Johnson hits new heights with title in Mexico City
Win leaves no doubt following his recent jump to No. 1 rank.
Fresh off his victory at Riviera that elevated Dustin Johnson to the top of the world ranking, the question was how he would handle the expectations and attention that come with being No. 1.
“I’ve only been No. 1 for about 30 minutes,” he said. “Ask me in a couple of weeks.”
Two weeks later, there was no need.
Johnson faced the strongest field of the year at the Mexico Championship. He was so preoccupied with how far the ball was flying at nearly 7,800 feet that he played only 18 holes over two practice days at Chapultepec Golf Club. The greens were so perplexing that he converted only nine of 17 putts from inside 5 feet, and he missed six putts from the 6-foot range or closer in the opening round alone. And he still won. Johnson is not obsessed with the world ranking. But he understands he is the target now, and he embraces it.
“You look at the leaderboard, there’s a few names you don’t want to see,” Johnson said. “Mine would be one of them.”
He doesn’t claim that measure of intimidation to be his alone.
No one wanted to see Rory McIlroy’s name anywhere near the top when his three straight victories in the summer of 2014 were a World Golf Championship sandwiched between two majors. No one wanted any part of Jordan Spieth in 2015 when he was pursuing the Grand Slam, or Jason Day when he was winning seven times in 17 tournaments, including a record score in the PGA Championship.
“The competition is so good out there it’s a joke,” Johnson said. “There’s a few guys out there that have a target.”
None is bigger at the moment.
Johnson has earned five PGA Tour victories in his last 15 starts dating to the U.S. Open last summer at Oakmont. His other victories were two World Golf Championships, a FedEx Cup playoff event and the Genesis Open at Riviera, which had the strongest field of regular PGA Tour events.
He closed with a 3-under 68 on Sunday, his 12th consecutive round under par.
Dating to the start of 2016, he has finished among the top 10 in 20 out of 29 tournaments worldwide.
“He has the potential to crack on for the next few years or a decade and be the dominant player, if he plays the golf we’ve seen him play,” Paul Casey said.
The PGA Tour leans on a popular category called “strokes gained” that measures how a player performs compared with the rest of the field from tee-to-green and with putting. Casey has created his own statistic for Johnson that can’t be measured.
“Nobody ever talks about strokes gained mentally,” Casey said. “Strokes gained attitude, he’s probable No. 1.”
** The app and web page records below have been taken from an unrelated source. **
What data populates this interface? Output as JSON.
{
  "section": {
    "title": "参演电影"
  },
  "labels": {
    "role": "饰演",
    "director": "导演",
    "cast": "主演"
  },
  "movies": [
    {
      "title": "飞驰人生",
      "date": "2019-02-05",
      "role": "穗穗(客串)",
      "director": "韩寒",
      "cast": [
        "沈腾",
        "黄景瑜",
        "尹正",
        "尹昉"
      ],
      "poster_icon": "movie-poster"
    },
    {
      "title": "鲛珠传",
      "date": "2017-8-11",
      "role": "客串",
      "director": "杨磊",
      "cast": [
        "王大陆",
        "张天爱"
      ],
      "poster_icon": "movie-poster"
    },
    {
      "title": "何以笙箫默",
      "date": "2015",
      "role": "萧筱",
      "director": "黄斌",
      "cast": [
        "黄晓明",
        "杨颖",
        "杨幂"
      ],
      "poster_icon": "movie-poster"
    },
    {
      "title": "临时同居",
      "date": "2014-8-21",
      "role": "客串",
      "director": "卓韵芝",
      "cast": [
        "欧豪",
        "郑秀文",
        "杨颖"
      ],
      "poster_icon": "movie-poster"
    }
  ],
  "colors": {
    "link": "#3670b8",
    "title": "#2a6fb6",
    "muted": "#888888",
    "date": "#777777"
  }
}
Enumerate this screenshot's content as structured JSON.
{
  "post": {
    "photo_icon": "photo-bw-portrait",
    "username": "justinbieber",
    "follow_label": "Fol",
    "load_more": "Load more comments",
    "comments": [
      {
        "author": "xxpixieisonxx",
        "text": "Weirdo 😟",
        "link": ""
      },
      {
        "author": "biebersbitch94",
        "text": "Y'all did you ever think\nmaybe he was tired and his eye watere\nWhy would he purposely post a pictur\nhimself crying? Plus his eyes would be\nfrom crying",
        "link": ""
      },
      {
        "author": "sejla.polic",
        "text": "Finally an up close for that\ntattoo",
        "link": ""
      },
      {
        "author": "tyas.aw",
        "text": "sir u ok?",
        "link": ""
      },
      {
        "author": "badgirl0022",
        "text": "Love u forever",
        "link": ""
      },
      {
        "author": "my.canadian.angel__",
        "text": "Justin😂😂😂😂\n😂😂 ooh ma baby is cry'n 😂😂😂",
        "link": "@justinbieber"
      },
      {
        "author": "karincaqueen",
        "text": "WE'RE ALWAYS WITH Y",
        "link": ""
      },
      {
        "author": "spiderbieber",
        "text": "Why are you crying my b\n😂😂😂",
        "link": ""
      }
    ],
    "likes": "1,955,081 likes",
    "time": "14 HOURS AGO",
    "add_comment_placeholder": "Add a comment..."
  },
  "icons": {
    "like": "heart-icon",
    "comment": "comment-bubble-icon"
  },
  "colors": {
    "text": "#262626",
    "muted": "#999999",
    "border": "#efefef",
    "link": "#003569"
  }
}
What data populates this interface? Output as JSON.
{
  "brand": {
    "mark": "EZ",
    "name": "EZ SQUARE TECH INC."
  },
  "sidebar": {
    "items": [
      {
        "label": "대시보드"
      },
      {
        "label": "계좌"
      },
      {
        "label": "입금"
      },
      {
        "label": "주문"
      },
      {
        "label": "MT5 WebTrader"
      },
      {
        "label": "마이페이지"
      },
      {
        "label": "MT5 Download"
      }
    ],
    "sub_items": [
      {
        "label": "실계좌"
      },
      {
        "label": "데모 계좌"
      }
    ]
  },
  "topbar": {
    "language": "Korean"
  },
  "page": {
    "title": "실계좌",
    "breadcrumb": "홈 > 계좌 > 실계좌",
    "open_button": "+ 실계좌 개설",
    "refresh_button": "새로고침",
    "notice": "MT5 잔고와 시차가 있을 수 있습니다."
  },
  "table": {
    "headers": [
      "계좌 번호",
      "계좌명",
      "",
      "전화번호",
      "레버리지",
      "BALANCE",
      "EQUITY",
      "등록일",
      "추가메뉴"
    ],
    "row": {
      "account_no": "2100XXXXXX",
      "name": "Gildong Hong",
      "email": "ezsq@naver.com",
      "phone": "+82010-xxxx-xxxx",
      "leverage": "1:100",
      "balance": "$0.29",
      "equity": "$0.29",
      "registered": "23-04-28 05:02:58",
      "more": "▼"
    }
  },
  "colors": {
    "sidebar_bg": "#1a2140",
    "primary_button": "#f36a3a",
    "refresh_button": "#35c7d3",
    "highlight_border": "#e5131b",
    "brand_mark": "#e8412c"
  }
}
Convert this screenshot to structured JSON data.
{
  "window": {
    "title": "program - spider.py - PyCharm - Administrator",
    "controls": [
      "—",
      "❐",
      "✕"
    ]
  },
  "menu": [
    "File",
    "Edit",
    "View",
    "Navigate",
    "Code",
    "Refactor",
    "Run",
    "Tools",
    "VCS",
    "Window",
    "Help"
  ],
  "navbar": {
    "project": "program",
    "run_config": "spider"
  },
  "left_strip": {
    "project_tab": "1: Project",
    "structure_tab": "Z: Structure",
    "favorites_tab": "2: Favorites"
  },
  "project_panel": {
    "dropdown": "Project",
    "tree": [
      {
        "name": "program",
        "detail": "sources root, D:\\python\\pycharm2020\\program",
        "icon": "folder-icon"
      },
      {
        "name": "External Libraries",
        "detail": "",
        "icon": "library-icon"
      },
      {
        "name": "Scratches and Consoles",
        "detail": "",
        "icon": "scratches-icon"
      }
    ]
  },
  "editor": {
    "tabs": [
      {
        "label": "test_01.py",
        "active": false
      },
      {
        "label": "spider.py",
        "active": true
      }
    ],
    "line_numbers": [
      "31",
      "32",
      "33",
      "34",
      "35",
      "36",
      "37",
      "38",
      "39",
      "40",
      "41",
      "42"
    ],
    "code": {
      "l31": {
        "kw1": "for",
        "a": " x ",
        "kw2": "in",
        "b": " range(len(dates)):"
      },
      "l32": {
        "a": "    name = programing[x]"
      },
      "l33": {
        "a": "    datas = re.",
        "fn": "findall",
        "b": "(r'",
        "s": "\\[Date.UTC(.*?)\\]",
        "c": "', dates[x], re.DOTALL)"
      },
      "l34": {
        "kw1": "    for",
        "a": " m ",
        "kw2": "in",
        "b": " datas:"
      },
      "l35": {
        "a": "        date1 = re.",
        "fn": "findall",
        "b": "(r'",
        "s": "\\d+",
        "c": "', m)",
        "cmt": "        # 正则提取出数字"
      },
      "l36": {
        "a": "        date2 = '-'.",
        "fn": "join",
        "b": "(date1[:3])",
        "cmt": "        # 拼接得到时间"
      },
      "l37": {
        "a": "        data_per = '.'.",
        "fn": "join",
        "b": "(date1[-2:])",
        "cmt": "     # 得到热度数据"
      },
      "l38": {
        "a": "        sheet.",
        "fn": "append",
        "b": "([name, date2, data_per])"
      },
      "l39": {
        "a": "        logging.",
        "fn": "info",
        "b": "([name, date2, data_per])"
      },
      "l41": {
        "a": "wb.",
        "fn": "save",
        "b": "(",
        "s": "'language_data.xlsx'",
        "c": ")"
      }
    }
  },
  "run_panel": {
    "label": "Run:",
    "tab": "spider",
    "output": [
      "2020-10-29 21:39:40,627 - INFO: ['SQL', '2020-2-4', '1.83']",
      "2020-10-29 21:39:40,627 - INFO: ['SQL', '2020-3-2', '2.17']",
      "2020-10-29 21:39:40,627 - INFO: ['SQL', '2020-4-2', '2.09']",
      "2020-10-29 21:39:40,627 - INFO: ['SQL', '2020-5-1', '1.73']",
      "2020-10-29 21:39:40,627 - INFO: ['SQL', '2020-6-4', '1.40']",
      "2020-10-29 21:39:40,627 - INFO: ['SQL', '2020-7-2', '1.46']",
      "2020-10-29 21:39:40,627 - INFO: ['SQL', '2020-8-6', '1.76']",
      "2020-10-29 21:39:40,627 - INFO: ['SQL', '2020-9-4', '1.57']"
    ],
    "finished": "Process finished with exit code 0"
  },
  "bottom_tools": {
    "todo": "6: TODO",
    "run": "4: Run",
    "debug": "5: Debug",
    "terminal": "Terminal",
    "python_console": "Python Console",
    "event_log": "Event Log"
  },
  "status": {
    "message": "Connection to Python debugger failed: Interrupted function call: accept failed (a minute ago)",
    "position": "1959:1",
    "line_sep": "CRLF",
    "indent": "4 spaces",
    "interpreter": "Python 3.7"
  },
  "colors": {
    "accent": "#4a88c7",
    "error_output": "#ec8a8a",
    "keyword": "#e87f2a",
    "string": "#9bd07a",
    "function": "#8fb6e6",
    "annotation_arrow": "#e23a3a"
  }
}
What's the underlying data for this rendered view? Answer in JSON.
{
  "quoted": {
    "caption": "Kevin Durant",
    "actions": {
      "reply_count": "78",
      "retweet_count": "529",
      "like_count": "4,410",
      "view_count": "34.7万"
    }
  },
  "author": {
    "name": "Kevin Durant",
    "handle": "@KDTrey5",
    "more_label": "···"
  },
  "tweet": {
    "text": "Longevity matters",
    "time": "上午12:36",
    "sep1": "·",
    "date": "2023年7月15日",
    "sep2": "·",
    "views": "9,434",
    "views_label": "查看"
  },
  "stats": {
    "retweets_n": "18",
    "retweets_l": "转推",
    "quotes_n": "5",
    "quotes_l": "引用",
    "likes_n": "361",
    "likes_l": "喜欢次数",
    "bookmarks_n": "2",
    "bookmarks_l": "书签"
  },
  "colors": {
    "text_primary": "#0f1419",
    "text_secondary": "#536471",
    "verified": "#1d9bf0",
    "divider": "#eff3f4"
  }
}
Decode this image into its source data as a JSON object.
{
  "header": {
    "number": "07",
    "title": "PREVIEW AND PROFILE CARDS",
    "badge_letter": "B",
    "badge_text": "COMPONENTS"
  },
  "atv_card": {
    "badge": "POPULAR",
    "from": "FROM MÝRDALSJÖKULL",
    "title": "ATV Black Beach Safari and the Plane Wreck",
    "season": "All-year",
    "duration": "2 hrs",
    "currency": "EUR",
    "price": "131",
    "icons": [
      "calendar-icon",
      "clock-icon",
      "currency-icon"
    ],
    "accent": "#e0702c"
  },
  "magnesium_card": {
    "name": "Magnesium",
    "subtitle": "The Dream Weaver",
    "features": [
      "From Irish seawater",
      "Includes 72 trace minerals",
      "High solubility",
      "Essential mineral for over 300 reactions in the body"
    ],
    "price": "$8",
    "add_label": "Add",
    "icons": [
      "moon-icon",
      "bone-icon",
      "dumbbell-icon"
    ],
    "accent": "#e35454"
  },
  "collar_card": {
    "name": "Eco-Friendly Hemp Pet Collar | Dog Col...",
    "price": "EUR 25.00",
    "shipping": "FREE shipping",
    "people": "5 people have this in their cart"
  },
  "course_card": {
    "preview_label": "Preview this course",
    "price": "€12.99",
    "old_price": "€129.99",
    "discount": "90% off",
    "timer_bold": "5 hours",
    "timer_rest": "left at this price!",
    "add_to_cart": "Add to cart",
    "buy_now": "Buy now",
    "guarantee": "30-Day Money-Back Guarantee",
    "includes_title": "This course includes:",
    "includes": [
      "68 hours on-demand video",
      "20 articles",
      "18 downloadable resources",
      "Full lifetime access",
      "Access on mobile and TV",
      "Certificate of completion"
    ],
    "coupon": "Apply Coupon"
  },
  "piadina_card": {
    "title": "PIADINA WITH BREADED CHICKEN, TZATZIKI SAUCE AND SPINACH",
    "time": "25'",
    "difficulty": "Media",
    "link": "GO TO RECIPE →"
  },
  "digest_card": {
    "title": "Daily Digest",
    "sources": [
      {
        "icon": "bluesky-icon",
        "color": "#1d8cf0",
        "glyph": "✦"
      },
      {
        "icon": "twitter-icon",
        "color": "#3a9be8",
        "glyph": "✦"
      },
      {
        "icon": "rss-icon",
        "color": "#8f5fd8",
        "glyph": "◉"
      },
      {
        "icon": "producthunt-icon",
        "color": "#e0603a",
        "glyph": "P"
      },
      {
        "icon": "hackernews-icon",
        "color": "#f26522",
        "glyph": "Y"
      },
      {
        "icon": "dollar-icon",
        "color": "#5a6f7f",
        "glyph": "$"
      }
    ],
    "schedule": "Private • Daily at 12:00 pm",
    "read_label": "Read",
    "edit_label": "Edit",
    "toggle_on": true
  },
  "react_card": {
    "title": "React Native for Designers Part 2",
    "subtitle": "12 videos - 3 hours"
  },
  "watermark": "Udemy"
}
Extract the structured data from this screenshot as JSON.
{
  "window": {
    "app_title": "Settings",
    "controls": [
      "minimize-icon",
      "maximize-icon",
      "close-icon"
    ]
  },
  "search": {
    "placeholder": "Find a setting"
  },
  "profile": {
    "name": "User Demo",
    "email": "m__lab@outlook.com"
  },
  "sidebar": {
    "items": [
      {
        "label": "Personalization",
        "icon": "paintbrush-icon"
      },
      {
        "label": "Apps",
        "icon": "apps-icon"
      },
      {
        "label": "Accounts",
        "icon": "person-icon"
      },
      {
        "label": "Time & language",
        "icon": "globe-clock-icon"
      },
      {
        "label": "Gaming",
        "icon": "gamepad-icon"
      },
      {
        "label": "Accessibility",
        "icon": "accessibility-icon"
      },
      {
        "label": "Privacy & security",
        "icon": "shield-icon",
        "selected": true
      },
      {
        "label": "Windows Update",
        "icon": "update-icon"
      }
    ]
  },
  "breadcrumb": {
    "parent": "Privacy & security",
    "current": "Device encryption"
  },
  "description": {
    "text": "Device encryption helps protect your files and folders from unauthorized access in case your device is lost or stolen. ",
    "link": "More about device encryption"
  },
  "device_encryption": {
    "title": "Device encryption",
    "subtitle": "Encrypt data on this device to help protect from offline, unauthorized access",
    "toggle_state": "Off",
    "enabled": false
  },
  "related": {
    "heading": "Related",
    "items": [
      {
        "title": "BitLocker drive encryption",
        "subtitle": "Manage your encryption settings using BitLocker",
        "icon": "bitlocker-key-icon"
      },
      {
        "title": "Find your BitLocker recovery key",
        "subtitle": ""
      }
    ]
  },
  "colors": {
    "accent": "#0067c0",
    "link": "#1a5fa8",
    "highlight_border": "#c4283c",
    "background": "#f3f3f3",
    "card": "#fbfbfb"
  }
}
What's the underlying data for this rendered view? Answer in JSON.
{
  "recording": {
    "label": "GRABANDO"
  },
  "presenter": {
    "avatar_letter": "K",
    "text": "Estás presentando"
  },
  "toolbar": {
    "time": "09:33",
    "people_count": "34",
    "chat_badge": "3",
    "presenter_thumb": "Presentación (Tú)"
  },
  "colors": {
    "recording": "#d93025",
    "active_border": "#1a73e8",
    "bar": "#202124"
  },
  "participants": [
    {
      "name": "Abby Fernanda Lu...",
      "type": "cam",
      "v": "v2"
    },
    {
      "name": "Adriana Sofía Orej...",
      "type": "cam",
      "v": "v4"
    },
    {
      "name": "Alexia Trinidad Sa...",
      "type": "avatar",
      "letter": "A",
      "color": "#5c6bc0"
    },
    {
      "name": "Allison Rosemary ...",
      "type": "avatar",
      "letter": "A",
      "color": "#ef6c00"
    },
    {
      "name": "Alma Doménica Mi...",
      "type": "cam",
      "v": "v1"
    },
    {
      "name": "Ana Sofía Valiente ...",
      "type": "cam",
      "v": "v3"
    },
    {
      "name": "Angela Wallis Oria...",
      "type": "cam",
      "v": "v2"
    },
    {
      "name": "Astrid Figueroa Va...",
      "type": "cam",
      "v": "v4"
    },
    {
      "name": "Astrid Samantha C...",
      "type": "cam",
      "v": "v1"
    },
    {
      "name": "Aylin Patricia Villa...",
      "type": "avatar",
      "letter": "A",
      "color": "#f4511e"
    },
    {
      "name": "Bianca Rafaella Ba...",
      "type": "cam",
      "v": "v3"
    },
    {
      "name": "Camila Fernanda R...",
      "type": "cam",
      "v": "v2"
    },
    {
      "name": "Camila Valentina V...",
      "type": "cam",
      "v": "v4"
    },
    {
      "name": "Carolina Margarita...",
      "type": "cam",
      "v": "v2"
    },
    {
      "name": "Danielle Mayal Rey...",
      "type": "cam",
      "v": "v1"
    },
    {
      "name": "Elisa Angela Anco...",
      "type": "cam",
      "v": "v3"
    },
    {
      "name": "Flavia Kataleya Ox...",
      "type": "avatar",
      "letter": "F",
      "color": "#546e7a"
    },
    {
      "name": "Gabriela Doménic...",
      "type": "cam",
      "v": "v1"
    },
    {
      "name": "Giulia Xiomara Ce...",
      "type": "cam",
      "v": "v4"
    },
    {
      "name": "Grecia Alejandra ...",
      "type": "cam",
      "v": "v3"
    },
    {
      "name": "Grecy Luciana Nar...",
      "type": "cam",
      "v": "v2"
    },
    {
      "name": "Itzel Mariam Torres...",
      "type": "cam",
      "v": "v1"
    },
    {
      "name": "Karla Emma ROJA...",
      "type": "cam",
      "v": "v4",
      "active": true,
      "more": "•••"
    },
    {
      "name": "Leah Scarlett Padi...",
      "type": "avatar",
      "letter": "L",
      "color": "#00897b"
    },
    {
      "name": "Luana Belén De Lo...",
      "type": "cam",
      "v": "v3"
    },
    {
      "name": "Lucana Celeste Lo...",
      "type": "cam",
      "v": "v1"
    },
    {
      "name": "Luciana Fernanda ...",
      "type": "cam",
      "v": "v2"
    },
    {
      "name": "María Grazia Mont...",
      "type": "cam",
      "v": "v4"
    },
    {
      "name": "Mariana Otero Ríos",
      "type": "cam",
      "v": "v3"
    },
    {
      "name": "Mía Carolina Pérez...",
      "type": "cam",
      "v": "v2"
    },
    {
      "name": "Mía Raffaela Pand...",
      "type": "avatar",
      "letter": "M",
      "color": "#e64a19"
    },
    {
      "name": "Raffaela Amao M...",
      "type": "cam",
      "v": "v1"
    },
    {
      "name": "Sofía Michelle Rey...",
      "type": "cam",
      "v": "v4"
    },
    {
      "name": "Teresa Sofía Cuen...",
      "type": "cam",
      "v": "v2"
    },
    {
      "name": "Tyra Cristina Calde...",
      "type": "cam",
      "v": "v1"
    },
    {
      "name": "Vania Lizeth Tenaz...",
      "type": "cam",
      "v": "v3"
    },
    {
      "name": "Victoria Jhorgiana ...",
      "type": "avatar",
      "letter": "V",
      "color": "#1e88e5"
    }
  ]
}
Johnson has 14 victories in his 10th year on the PGA Tour, which includes four World Golf Championships, the most of anyone except for Tiger Woods, who won 18 of them. The Westgate Las Vegas Superbook listed him as the 6-1 favorite to win the Masters.
Odds are, he will be No. 1 when he gets there.